ASSIGNMENT ▸
Take the data that sits below and write it out again exactly.

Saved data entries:

◇ ◇ ◇ ◇ ◇ ◇ ◇

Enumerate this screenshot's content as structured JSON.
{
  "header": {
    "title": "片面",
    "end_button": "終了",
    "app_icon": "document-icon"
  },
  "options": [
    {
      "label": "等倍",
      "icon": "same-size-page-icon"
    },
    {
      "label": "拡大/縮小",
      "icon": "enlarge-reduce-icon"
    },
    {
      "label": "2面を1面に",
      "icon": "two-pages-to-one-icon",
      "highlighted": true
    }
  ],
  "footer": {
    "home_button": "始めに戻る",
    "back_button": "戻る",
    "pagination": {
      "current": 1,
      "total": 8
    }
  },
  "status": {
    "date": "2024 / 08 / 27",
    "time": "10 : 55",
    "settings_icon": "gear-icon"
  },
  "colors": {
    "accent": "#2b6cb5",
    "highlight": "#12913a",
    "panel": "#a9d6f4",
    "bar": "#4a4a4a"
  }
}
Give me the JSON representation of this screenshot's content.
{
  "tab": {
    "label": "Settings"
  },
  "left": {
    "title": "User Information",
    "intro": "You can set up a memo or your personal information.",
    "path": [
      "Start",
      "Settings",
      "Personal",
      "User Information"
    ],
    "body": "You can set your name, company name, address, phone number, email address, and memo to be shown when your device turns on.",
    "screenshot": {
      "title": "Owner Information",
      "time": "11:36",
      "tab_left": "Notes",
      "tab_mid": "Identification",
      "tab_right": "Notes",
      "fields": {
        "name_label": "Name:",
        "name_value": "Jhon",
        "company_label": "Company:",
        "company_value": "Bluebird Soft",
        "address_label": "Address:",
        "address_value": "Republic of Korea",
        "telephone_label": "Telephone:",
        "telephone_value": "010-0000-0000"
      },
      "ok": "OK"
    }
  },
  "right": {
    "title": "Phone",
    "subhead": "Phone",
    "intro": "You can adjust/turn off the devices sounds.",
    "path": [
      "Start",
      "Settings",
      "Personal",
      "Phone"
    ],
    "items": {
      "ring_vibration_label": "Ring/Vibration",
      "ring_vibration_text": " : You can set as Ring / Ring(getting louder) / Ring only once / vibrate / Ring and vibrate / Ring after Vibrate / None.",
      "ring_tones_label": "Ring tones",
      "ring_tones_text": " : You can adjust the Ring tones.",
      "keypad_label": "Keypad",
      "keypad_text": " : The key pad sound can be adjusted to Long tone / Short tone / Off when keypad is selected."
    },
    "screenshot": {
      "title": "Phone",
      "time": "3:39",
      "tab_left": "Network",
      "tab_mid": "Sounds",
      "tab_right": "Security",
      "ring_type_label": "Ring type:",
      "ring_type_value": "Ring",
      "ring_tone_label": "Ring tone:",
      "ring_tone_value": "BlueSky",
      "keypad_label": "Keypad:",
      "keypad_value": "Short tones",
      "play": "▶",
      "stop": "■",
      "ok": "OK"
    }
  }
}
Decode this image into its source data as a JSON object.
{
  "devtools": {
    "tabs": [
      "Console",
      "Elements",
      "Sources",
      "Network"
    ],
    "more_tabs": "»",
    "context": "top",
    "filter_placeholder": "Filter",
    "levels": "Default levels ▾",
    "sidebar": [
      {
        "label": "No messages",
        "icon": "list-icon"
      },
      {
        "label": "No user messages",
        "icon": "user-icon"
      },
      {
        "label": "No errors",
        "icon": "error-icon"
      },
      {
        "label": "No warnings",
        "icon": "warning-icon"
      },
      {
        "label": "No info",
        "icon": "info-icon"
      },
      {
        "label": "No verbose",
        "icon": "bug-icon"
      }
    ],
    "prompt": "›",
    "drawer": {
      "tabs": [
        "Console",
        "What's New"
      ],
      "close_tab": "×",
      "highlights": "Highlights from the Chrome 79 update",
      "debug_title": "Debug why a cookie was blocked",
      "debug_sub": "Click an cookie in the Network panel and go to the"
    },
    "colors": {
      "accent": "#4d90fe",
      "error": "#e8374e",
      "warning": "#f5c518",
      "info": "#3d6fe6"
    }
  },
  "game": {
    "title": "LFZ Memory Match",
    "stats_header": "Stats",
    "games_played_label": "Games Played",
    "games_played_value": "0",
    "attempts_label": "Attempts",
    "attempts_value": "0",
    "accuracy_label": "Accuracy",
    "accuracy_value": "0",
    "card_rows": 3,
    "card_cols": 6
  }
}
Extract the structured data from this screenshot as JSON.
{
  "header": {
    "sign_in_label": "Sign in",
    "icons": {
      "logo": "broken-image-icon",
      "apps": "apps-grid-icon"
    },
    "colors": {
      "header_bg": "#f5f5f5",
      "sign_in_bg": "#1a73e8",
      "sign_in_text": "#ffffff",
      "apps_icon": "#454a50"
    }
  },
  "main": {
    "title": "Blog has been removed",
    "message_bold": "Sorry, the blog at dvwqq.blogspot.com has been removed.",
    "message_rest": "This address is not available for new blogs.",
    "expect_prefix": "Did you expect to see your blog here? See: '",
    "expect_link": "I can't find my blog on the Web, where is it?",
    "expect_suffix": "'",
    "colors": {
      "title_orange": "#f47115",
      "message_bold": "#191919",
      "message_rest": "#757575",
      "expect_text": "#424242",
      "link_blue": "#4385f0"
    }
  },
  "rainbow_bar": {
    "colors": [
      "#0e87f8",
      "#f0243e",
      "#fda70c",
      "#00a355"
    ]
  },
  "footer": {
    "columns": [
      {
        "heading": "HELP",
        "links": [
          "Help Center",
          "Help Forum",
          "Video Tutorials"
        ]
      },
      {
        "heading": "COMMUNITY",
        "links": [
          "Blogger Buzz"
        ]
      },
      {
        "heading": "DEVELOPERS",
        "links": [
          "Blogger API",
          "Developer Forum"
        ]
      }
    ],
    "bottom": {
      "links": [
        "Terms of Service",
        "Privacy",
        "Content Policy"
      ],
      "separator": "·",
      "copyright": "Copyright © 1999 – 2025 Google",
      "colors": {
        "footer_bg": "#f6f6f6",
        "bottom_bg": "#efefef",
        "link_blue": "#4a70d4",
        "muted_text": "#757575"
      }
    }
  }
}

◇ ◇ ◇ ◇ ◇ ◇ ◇

RESPONSE ▸
Enumerate this screenshot's content as structured JSON.
{
  "header": {
    "title": "片面",
    "end_button": "終了",
    "app_icon": "document-icon"
  },
  "options": [
    {
      "label": "等倍",
      "icon": "same-size-page-icon"
    },
    {
      "label": "拡大/縮小",
      "icon": "enlarge-reduce-icon"
    },
    {
      "label": "2面を1面に",
      "icon": "two-pages-to-one-icon",
      "highlighted": true
    }
  ],
  "footer": {
    "home_button": "始めに戻る",
    "back_button": "戻る",
    "pagination": {
      "current": 1,
      "total": 8
    }
  },
  "status": {
    "date": "2024 / 08 / 27",
    "time": "10 : 55",
    "settings_icon": "gear-icon"
  },
  "colors": {
    "accent": "#2b6cb5",
    "highlight": "#12913a",
    "panel": "#a9d6f4",
    "bar": "#4a4a4a"
  }
}
Give me the JSON representation of this screenshot's content.
{
  "tab": {
    "label": "Settings"
  },
  "left": {
    "title": "User Information",
    "intro": "You can set up a memo or your personal information.",
    "path": [
      "Start",
      "Settings",
      "Personal",
      "User Information"
    ],
    "body": "You can set your name, company name, address, phone number, email address, and memo to be shown when your device turns on.",
    "screenshot": {
      "title": "Owner Information",
      "time": "11:36",
      "tab_left": "Notes",
      "tab_mid": "Identification",
      "tab_right": "Notes",
      "fields": {
        "name_label": "Name:",
        "name_value": "Jhon",
        "company_label": "Company:",
        "company_value": "Bluebird Soft",
        "address_label": "Address:",
        "address_value": "Republic of Korea",
        "telephone_label": "Telephone:",
        "telephone_value": "010-0000-0000"
      },
      "ok": "OK"
    }
  },
  "right": {
    "title": "Phone",
    "subhead": "Phone",
    "intro": "You can adjust/turn off the devices sounds.",
    "path": [
      "Start",
      "Settings",
      "Personal",
      "Phone"
    ],
    "items": {
      "ring_vibration_label": "Ring/Vibration",
      "ring_vibration_text": " : You can set as Ring / Ring(getting louder) / Ring only once / vibrate / Ring and vibrate / Ring after Vibrate / None.",
      "ring_tones_label": "Ring tones",
      "ring_tones_text": " : You can adjust the Ring tones.",
      "keypad_label": "Keypad",
      "keypad_text": " : The key pad sound can be adjusted to Long tone / Short tone / Off when keypad is selected."
    },
    "screenshot": {
      "title": "Phone",
      "time": "3:39",
      "tab_left": "Network",
      "tab_mid": "Sounds",
      "tab_right": "Security",
      "ring_type_label": "Ring type:",
      "ring_type_value": "Ring",
      "ring_tone_label": "Ring tone:",
      "ring_tone_value": "BlueSky",
      "keypad_label": "Keypad:",
      "keypad_value": "Short tones",
      "play": "▶",
      "stop": "■",
      "ok": "OK"
    }
  }
}
Decode this image into its source data as a JSON object.
{
  "devtools": {
    "tabs": [
      "Console",
      "Elements",
      "Sources",
      "Network"
    ],
    "more_tabs": "»",
    "context": "top",
    "filter_placeholder": "Filter",
    "levels": "Default levels ▾",
    "sidebar": [
      {
        "label": "No messages",
        "icon": "list-icon"
      },
      {
        "label": "No user messages",
        "icon": "user-icon"
      },
      {
        "label": "No errors",
        "icon": "error-icon"
      },
      {
        "label": "No warnings",
        "icon": "warning-icon"
      },
      {
        "label": "No info",
        "icon": "info-icon"
      },
      {
        "label": "No verbose",
        "icon": "bug-icon"
      }
    ],
    "prompt": "›",
    "drawer": {
      "tabs": [
        "Console",
        "What's New"
      ],
      "close_tab": "×",
      "highlights": "Highlights from the Chrome 79 update",
      "debug_title": "Debug why a cookie was blocked",
      "debug_sub": "Click an cookie in the Network panel and go to the"
    },
    "colors": {
      "accent": "#4d90fe",
      "error": "#e8374e",
      "warning": "#f5c518",
      "info": "#3d6fe6"
    }
  },
  "game": {
    "title": "LFZ Memory Match",
    "stats_header": "Stats",
    "games_played_label": "Games Played",
    "games_played_value": "0",
    "attempts_label": "Attempts",
    "attempts_value": "0",
    "accuracy_label": "Accuracy",
    "accuracy_value": "0",
    "card_rows": 3,
    "card_cols": 6
  }
}
Extract the structured data from this screenshot as JSON.
{
  "header": {
    "sign_in_label": "Sign in",
    "icons": {
      "logo": "broken-image-icon",
      "apps": "apps-grid-icon"
    },
    "colors": {
      "header_bg": "#f5f5f5",
      "sign_in_bg": "#1a73e8",
      "sign_in_text": "#ffffff",
      "apps_icon": "#454a50"
    }
  },
  "main": {
    "title": "Blog has been removed",
    "message_bold": "Sorry, the blog at dvwqq.blogspot.com has been removed.",
    "message_rest": "This address is not available for new blogs.",
    "expect_prefix": "Did you expect to see your blog here? See: '",
    "expect_link": "I can't find my blog on the Web, where is it?",
    "expect_suffix": "'",
    "colors": {
      "title_orange": "#f47115",
      "message_bold": "#191919",
      "message_rest": "#757575",
      "expect_text": "#424242",
      "link_blue": "#4385f0"
    }
  },
  "rainbow_bar": {
    "colors": [
      "#0e87f8",
      "#f0243e",
      "#fda70c",
      "#00a355"
    ]
  },
  "footer": {
    "columns": [
      {
        "heading": "HELP",
        "links": [
          "Help Center",
          "Help Forum",
          "Video Tutorials"
        ]
      },
      {
        "heading": "COMMUNITY",
        "links": [
          "Blogger Buzz"
        ]
      },
      {
        "heading": "DEVELOPERS",
        "links": [
          "Blogger API",
          "Developer Forum"
        ]
      }
    ],
    "bottom": {
      "links": [
        "Terms of Service",
        "Privacy",
        "Content Policy"
      ],
      "separator": "·",
      "copyright": "Copyright © 1999 – 2025 Google",
      "colors": {
        "footer_bg": "#f6f6f6",
        "bottom_bg": "#efefef",
        "link_blue": "#4a70d4",
        "muted_text": "#757575"
      }
    }
  }
}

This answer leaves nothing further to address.